**Collection entries:**
####################

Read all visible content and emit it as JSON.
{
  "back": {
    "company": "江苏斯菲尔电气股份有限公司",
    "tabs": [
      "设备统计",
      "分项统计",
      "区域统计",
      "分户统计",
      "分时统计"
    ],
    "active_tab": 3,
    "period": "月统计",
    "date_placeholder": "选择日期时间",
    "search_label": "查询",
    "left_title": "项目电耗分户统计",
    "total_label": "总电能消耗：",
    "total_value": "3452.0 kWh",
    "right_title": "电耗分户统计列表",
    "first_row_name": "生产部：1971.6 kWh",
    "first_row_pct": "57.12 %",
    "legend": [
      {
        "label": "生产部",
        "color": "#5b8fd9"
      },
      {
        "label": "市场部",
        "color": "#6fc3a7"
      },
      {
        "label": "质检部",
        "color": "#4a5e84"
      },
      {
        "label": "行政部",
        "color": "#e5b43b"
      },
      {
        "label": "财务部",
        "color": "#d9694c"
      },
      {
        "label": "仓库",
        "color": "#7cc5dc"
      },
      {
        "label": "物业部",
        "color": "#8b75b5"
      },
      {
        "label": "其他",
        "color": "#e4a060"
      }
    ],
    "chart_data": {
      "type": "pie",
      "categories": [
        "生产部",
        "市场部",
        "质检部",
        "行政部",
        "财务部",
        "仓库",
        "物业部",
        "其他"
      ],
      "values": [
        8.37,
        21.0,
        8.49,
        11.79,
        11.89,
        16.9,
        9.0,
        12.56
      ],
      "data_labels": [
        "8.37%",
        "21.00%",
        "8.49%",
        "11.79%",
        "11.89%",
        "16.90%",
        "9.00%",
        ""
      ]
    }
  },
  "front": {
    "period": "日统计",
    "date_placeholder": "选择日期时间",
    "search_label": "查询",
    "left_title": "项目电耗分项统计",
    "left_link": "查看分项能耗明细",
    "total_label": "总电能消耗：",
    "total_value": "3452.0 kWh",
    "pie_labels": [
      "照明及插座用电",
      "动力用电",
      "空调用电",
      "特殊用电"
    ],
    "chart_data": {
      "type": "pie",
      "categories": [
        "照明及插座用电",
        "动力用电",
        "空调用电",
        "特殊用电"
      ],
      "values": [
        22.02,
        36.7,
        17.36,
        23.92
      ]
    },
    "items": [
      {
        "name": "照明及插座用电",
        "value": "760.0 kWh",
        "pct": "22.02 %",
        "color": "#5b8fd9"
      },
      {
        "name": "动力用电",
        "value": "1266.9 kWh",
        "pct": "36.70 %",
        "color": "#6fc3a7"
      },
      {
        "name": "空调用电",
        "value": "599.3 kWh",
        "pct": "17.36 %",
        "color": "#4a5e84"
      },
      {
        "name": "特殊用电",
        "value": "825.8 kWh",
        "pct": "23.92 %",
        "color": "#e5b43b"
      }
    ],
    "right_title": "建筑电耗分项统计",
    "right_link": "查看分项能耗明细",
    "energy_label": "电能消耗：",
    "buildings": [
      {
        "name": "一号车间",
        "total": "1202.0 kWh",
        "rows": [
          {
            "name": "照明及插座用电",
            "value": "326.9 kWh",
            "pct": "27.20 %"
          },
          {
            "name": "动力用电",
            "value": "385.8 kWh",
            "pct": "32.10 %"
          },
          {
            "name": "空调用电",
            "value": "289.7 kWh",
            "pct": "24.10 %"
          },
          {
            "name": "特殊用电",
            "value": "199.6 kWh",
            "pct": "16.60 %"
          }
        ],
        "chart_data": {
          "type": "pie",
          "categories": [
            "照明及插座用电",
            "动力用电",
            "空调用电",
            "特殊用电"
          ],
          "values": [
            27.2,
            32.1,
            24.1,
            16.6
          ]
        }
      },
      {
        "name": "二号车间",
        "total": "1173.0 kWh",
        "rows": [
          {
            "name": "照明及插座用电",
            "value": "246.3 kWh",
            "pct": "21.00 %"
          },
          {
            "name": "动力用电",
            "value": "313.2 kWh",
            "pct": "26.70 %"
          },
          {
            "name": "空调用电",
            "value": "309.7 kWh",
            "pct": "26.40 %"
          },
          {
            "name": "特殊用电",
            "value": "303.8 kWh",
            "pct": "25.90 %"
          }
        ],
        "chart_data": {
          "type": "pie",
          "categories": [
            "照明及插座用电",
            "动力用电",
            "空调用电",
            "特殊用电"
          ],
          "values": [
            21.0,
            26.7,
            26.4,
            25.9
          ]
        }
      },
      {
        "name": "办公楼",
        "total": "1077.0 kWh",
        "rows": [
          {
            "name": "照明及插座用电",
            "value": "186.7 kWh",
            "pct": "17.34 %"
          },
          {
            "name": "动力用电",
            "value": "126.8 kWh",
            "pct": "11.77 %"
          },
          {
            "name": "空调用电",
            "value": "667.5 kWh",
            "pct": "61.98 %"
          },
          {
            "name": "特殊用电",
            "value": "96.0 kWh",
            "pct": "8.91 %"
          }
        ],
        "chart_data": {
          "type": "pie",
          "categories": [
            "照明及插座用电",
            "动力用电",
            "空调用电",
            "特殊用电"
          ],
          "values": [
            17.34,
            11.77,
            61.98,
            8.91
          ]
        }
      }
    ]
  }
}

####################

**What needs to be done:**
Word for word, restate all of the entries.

**Response area:**
Read all visible content and emit it as JSON.
{
  "back": {
    "company": "江苏斯菲尔电气股份有限公司",
    "tabs": [
      "设备统计",
      "分项统计",
      "区域统计",
      "分户统计",
      "分时统计"
    ],
    "active_tab": 3,
    "period": "月统计",
    "date_placeholder": "选择日期时间",
    "search_label": "查询",
    "left_title": "项目电耗分户统计",
    "total_label": "总电能消耗：",
    "total_value": "3452.0 kWh",
    "right_title": "电耗分户统计列表",
    "first_row_name": "生产部：1971.6 kWh",
    "first_row_pct": "57.12 %",
    "legend": [
      {
        "label": "生产部",
        "color": "#5b8fd9"
      },
      {
        "label": "市场部",
        "color": "#6fc3a7"
      },
      {
        "label": "质检部",
        "color": "#4a5e84"
      },
      {
        "label": "行政部",
        "color": "#e5b43b"
      },
      {
        "label": "财务部",
        "color": "#d9694c"
      },
      {
        "label": "仓库",
        "color": "#7cc5dc"
      },
      {
        "label": "物业部",
        "color": "#8b75b5"
      },
      {
        "label": "其他",
        "color": "#e4a060"
      }
    ],
    "chart_data": {
      "type": "pie",
      "categories": [
        "生产部",
        "市场部",
        "质检部",
        "行政部",
        "财务部",
        "仓库",
        "物业部",
        "其他"
      ],
      "values": [
        8.37,
        21.0,
        8.49,
        11.79,
        11.89,
        16.9,
        9.0,
        12.56
      ],
      "data_labels": [
        "8.37%",
        "21.00%",
        "8.49%",
        "11.79%",
        "11.89%",
        "16.90%",
        "9.00%",
        ""
      ]
    }
  },
  "front": {
    "period": "日统计",
    "date_placeholder": "选择日期时间",
    "search_label": "查询",
    "left_title": "项目电耗分项统计",
    "left_link": "查看分项能耗明细",
    "total_label": "总电能消耗：",
    "total_value": "3452.0 kWh",
    "pie_labels": [
      "照明及插座用电",
      "动力用电",
      "空调用电",
      "特殊用电"
    ],
    "chart_data": {
      "type": "pie",
      "categories": [
        "照明及插座用电",
        "动力用电",
        "空调用电",
        "特殊用电"
      ],
      "values": [
        22.02,
        36.7,
        17.36,
        23.92
      ]
    },
    "items": [
      {
        "name": "照明及插座用电",
        "value": "760.0 kWh",
        "pct": "22.02 %",
        "color": "#5b8fd9"
      },
      {
        "name": "动力用电",
        "value": "1266.9 kWh",
        "pct": "36.70 %",
        "color": "#6fc3a7"
      },
      {
        "name": "空调用电",
        "value": "599.3 kWh",
        "pct": "17.36 %",
        "color": "#4a5e84"
      },
      {
        "name": "特殊用电",
        "value": "825.8 kWh",
        "pct": "23.92 %",
        "color": "#e5b43b"
      }
    ],
    "right_title": "建筑电耗分项统计",
    "right_link": "查看分项能耗明细",
    "energy_label": "电能消耗：",
    "buildings": [
      {
        "name": "一号车间",
        "total": "1202.0 kWh",
        "rows": [
          {
            "name": "照明及插座用电",
            "value": "326.9 kWh",
            "pct": "27.20 %"
          },
          {
            "name": "动力用电",
            "value": "385.8 kWh",
            "pct": "32.10 %"
          },
          {
            "name": "空调用电",
            "value": "289.7 kWh",
            "pct": "24.10 %"
          },
          {
            "name": "特殊用电",
            "value": "199.6 kWh",
            "pct": "16.60 %"
          }
        ],
        "chart_data": {
          "type": "pie",
          "categories": [
            "照明及插座用电",
            "动力用电",
            "空调用电",
            "特殊用电"
          ],
          "values": [
            27.2,
            32.1,
            24.1,
            16.6
          ]
        }
      },
      {
        "name": "二号车间",
        "total": "1173.0 kWh",
        "rows": [
          {
            "name": "照明及插座用电",
            "value": "246.3 kWh",
            "pct": "21.00 %"
          },
          {
            "name": "动力用电",
            "value": "313.2 kWh",
            "pct": "26.70 %"
          },
          {
            "name": "空调用电",
            "value": "309.7 kWh",
            "pct": "26.40 %"
          },
          {
            "name": "特殊用电",
            "value": "303.8 kWh",
            "pct": "25.90 %"
          }
        ],
        "chart_data": {
          "type": "pie",
          "categories": [
            "照明及插座用电",
            "动力用电",
            "空调用电",
            "特殊用电"
          ],
          "values": [
            21.0,
            26.7,
            26.4,
            25.9
          ]
        }
      },
      {
        "name": "办公楼",
        "total": "1077.0 kWh",
        "rows": [
          {
            "name": "照明及插座用电",
            "value": "186.7 kWh",
            "pct": "17.34 %"
          },
          {
            "name": "动力用电",
            "value": "126.8 kWh",
            "pct": "11.77 %"
          },
          {
            "name": "空调用电",
            "value": "667.5 kWh",
            "pct": "61.98 %"
          },
          {
            "name": "特殊用电",
            "value": "96.0 kWh",
            "pct": "8.91 %"
          }
        ],
        "chart_data": {
          "type": "pie",
          "categories": [
            "照明及插座用电",
            "动力用电",
            "空调用电",
            "特殊用电"
          ],
          "values": [
            17.34,
            11.77,
            61.98,
            8.91
          ]
        }
      }
    ]
  }
}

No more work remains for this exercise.